**EXERCISE GOAL:** Among the records below, how many lines contain the word "tornado"? The answer is a single number.

**AVAILABLE DATA:**
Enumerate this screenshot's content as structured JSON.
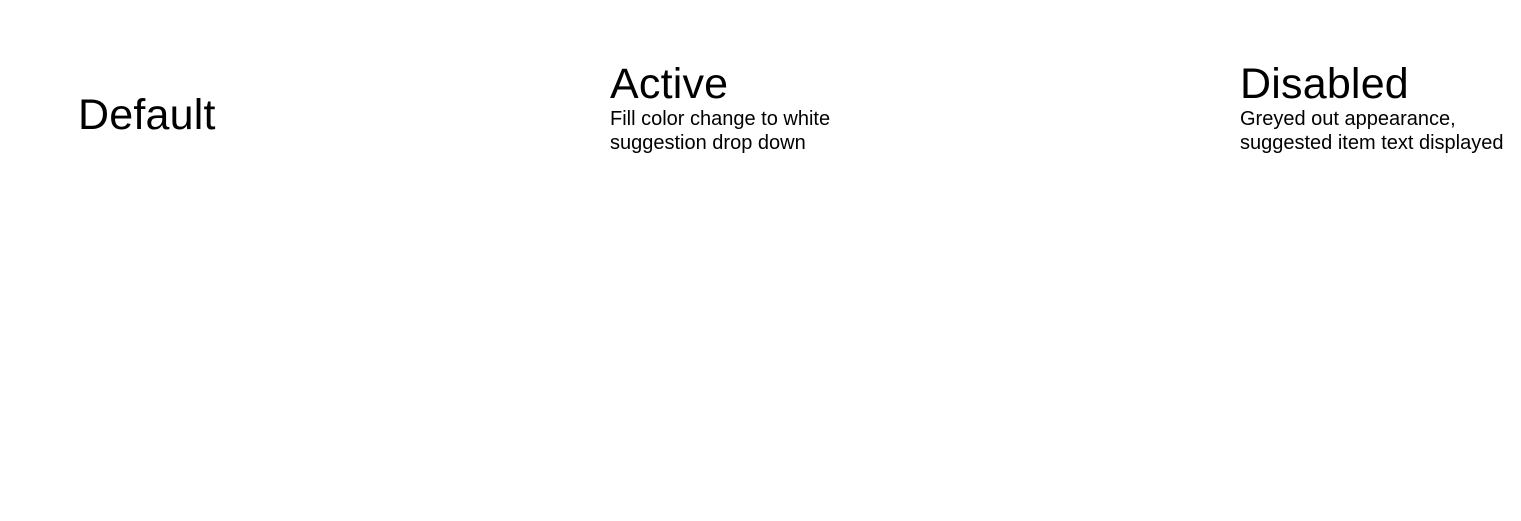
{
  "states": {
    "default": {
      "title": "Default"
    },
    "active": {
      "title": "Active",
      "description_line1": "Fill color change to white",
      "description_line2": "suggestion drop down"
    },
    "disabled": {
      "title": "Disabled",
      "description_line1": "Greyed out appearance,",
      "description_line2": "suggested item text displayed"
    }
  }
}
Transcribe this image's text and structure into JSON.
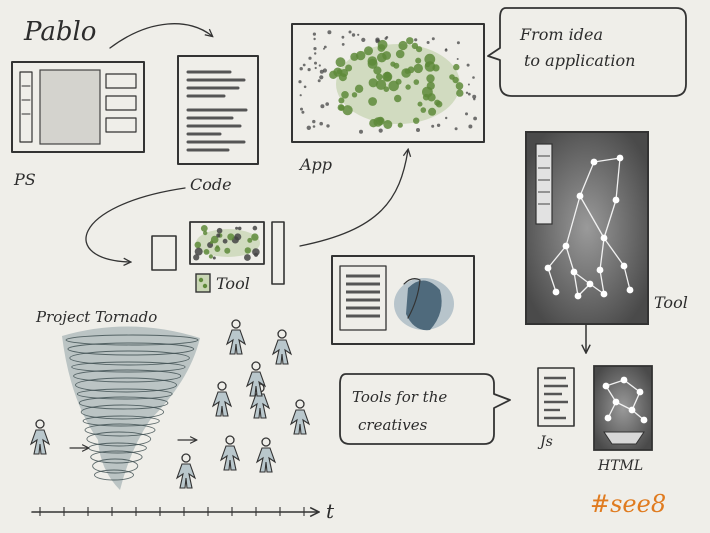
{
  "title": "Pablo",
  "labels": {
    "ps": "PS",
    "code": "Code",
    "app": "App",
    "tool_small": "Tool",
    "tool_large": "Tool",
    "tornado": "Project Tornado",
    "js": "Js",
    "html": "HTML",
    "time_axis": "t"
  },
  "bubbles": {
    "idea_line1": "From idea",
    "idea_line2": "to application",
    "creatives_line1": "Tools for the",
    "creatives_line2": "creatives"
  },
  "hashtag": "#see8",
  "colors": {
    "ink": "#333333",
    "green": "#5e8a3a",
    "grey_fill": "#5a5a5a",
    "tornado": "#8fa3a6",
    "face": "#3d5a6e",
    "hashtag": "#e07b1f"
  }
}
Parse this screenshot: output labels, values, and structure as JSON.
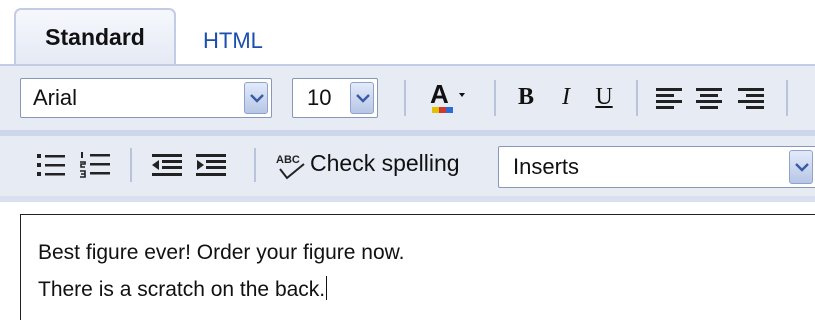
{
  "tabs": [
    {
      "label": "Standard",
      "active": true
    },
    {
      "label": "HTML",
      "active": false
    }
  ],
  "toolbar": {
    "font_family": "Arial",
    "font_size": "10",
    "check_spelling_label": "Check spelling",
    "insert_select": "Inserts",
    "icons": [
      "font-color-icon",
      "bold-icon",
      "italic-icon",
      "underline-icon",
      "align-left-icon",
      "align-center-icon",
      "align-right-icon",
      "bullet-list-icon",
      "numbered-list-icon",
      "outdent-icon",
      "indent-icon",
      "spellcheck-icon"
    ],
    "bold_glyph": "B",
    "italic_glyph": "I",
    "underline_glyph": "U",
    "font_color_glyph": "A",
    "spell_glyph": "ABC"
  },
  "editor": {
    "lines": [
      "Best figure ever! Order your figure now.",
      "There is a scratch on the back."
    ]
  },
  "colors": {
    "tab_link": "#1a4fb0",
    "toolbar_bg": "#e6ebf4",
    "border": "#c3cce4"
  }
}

**ANSWER TO THIS TASK:** 2